Through the examination of Abdellah Taïa’s three texts, Le Jour du roi, Une mélancolie arabe and L’Armée du salut, we will look at the construction of a queer-Maghrebi masculinity that previously had no other expression aside from zamel, a derogatory Arabic term designating a man who prefers being penetrated by other men. The zamel represents the cultural shame of a hetero- and islamo-centric society whose norms are built upon the rule of the patriarchy. This essay will explore, however, how Taïa reestablish a queer Moroccan masculinity for a peripheral population who is customarily feminized. In order to confirm the existence of a queer masculinity in these three texts, we propose a reading where the author deconstructs the power of the patriarchy whose downfall permits new expressions of masculinity outside of Moroccan norms. By erasing the sociocultural and sexual dominance of the king, and by extension, of paternity as a social construct, Taïa constructs a literary world in Le Jour du Roi that allows a rewriting of how Morocanness is expressed, and in particular, how a queer, Moroccan masculinity is expressed. This reading appears equally in Une mélancolie arabe and L’Armée du salut where the protagonist-narrator of each text reaffirms his existence and his masculinity while at the same time being confronted by a society that qualifies them as zamel. Through this collection of texts, Taïa constructs a Moroccan masculinity that is queer in a society where such an expression does not exist. These texts serve as a confrontational space between islamonormativity and sexuality.

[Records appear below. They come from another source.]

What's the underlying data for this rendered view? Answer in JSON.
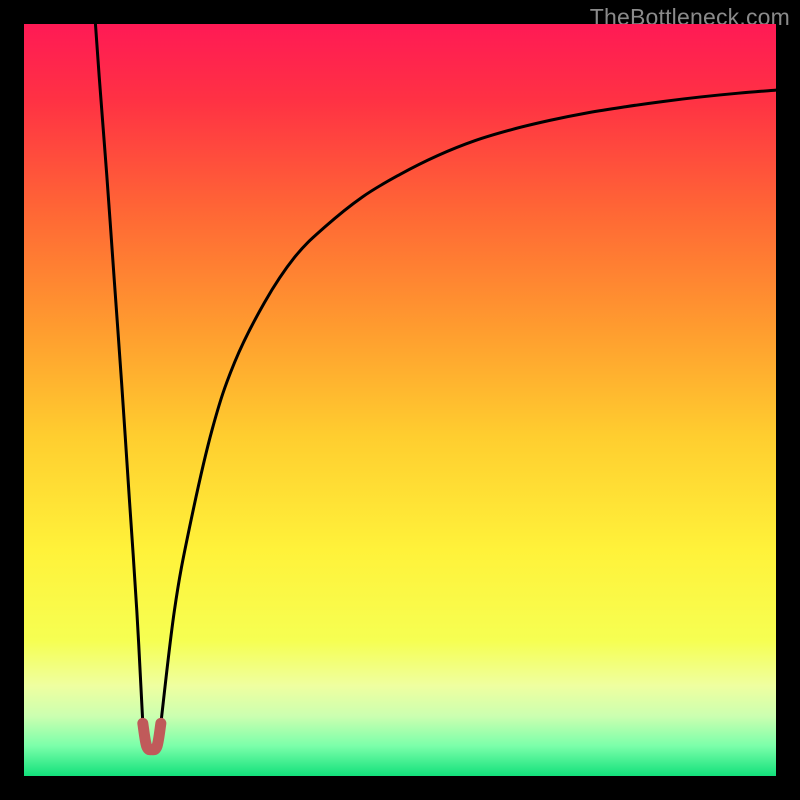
{
  "watermark": "TheBottleneck.com",
  "chart_data": {
    "type": "line",
    "title": "",
    "xlabel": "",
    "ylabel": "",
    "xlim": [
      0,
      100
    ],
    "ylim": [
      0,
      100
    ],
    "x_optimum": 17,
    "series": [
      {
        "name": "left-branch",
        "x": [
          9.5,
          10,
          11,
          12,
          13,
          14,
          15,
          15.8
        ],
        "values": [
          100,
          93,
          80,
          66,
          52,
          37,
          22,
          7
        ]
      },
      {
        "name": "right-branch",
        "x": [
          18.2,
          20,
          22,
          25,
          28,
          32,
          36,
          40,
          45,
          50,
          55,
          60,
          65,
          70,
          75,
          80,
          85,
          90,
          95,
          100
        ],
        "values": [
          7,
          22,
          33,
          46,
          55,
          63,
          69,
          73,
          77,
          80,
          82.5,
          84.5,
          86,
          87.2,
          88.2,
          89,
          89.7,
          90.3,
          90.8,
          91.2
        ]
      },
      {
        "name": "cup-marker",
        "x": [
          15.8,
          16.3,
          17,
          17.7,
          18.2
        ],
        "values": [
          7,
          4,
          3.5,
          4,
          7
        ]
      }
    ],
    "gradient_stops": [
      {
        "offset": 0.0,
        "color": "#ff1a55"
      },
      {
        "offset": 0.1,
        "color": "#ff3144"
      },
      {
        "offset": 0.25,
        "color": "#ff6735"
      },
      {
        "offset": 0.4,
        "color": "#ff9a2f"
      },
      {
        "offset": 0.55,
        "color": "#ffce2f"
      },
      {
        "offset": 0.7,
        "color": "#fff23a"
      },
      {
        "offset": 0.82,
        "color": "#f6ff52"
      },
      {
        "offset": 0.88,
        "color": "#efffa0"
      },
      {
        "offset": 0.92,
        "color": "#ccffb0"
      },
      {
        "offset": 0.96,
        "color": "#7bffaa"
      },
      {
        "offset": 1.0,
        "color": "#12e07b"
      }
    ],
    "colors": {
      "curve": "#000000",
      "cup": "#c05a5a"
    }
  }
}
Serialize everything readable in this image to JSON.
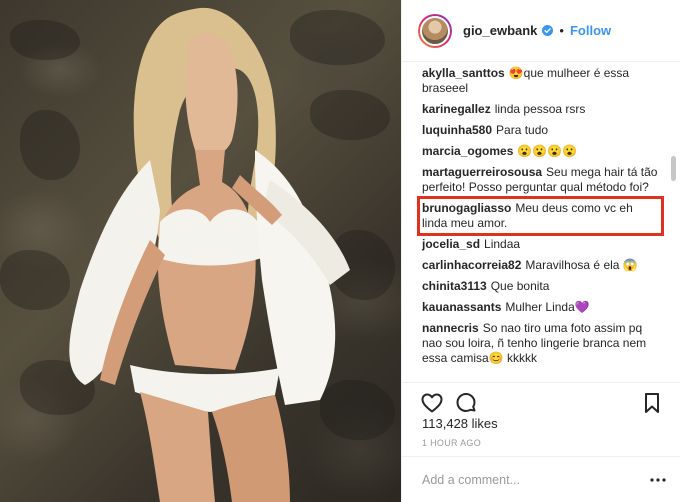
{
  "header": {
    "username": "gio_ewbank",
    "separator": "•",
    "follow_label": "Follow",
    "verified_icon": "verified-badge-icon"
  },
  "comments": [
    {
      "user": "akylla_santtos",
      "text": "😍que mulheer é essa braseeel"
    },
    {
      "user": "karinegallez",
      "text": "linda pessoa rsrs"
    },
    {
      "user": "luquinha580",
      "text": "Para tudo"
    },
    {
      "user": "marcia_ogomes",
      "text": "😮😮😮😮"
    },
    {
      "user": "martaguerreirosousa",
      "text": "Seu mega hair tá tão perfeito! Posso perguntar qual método foi?"
    },
    {
      "user": "brunogagliasso",
      "text": "Meu deus como vc eh linda meu amor."
    },
    {
      "user": "jocelia_sd",
      "text": "Lindaa"
    },
    {
      "user": "carlinhacorreia82",
      "text": "Maravilhosa é ela 😱"
    },
    {
      "user": "chinita3113",
      "text": "Que bonita"
    },
    {
      "user": "kauanassants",
      "text": "Mulher Linda💜"
    },
    {
      "user": "nannecris",
      "text": "So nao tiro uma foto assim pq nao sou loira, ñ tenho lingerie branca nem essa camisa😊 kkkkk"
    }
  ],
  "highlight_color": "#e0301e",
  "accent_color": "#3897f0",
  "actions": {
    "like_icon": "heart-icon",
    "comment_icon": "comment-bubble-icon",
    "save_icon": "bookmark-icon"
  },
  "likes": "113,428 likes",
  "timestamp": "1 HOUR AGO",
  "comment_input": {
    "placeholder": "Add a comment...",
    "value": ""
  },
  "more_icon": "more-options-icon"
}
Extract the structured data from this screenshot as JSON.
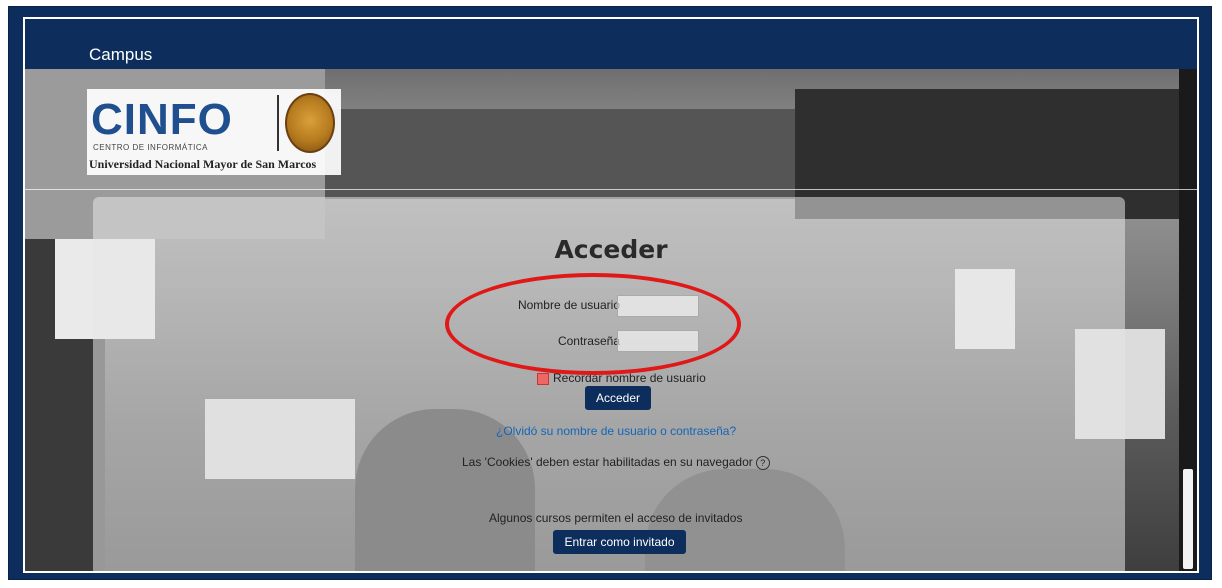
{
  "navbar": {
    "brand": "Campus"
  },
  "logo": {
    "name": "CINFO",
    "subtitle": "CENTRO DE INFORMÁTICA",
    "university": "Universidad Nacional Mayor de San Marcos"
  },
  "login": {
    "title": "Acceder",
    "username_label": "Nombre de usuario",
    "username_value": "",
    "password_label": "Contraseña",
    "password_value": "",
    "remember_label": "Recordar nombre de usuario",
    "submit_label": "Acceder",
    "forgot_link": "¿Olvidó su nombre de usuario o contraseña?",
    "cookies_text": "Las 'Cookies' deben estar habilitadas en su navegador",
    "guest_text": "Algunos cursos permiten el acceso de invitados",
    "guest_button": "Entrar como invitado"
  },
  "icons": {
    "help": "question-circle-icon",
    "seal": "university-seal-icon"
  },
  "colors": {
    "navbar": "#0d2e5c",
    "button": "#0d2e5c",
    "link": "#1466b8",
    "annotation": "#e01818"
  }
}
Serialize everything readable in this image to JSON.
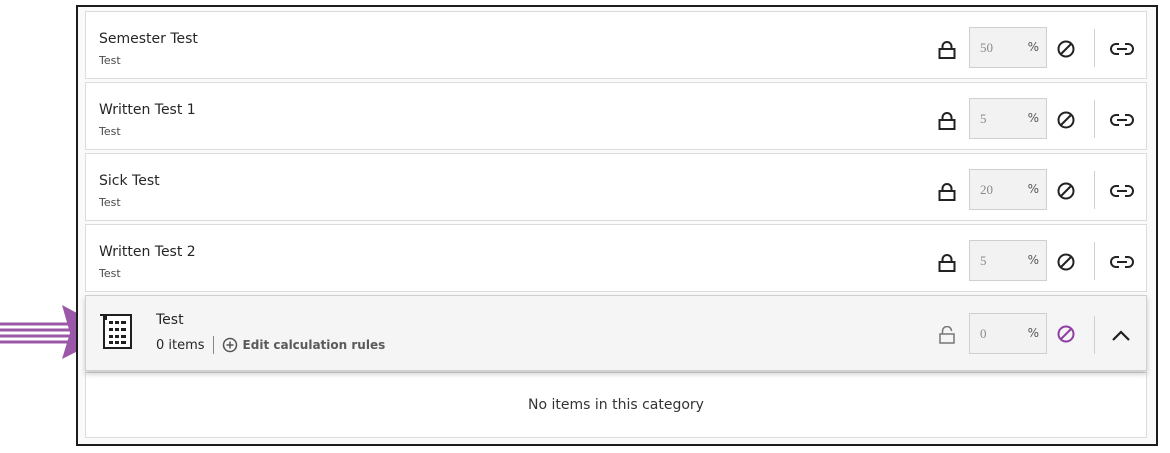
{
  "rows": [
    {
      "title": "Semester Test",
      "type": "Test",
      "weight": "50",
      "percent": "%"
    },
    {
      "title": "Written Test 1",
      "type": "Test",
      "weight": "5",
      "percent": "%"
    },
    {
      "title": "Sick Test",
      "type": "Test",
      "weight": "20",
      "percent": "%"
    },
    {
      "title": "Written Test 2",
      "type": "Test",
      "weight": "5",
      "percent": "%"
    }
  ],
  "category": {
    "title": "Test",
    "items": "0 items",
    "edit_label": "Edit calculation rules",
    "weight": "0",
    "percent": "%"
  },
  "empty_message": "No items in this category",
  "icons": {
    "row": [
      "lock-icon",
      "no-entry-icon",
      "link-icon"
    ],
    "category": [
      "calculator-icon",
      "unlock-icon",
      "no-entry-icon",
      "chevron-up-icon",
      "plus-circle-icon"
    ],
    "annotation": "arrow-icon"
  },
  "colors": {
    "accent": "#8f3fa3",
    "arrow": "#9b58a8"
  }
}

|Journal||@nalyses: Revue de Critque et de Théorie Littéraire|
|State||Published - Sep 5 2016|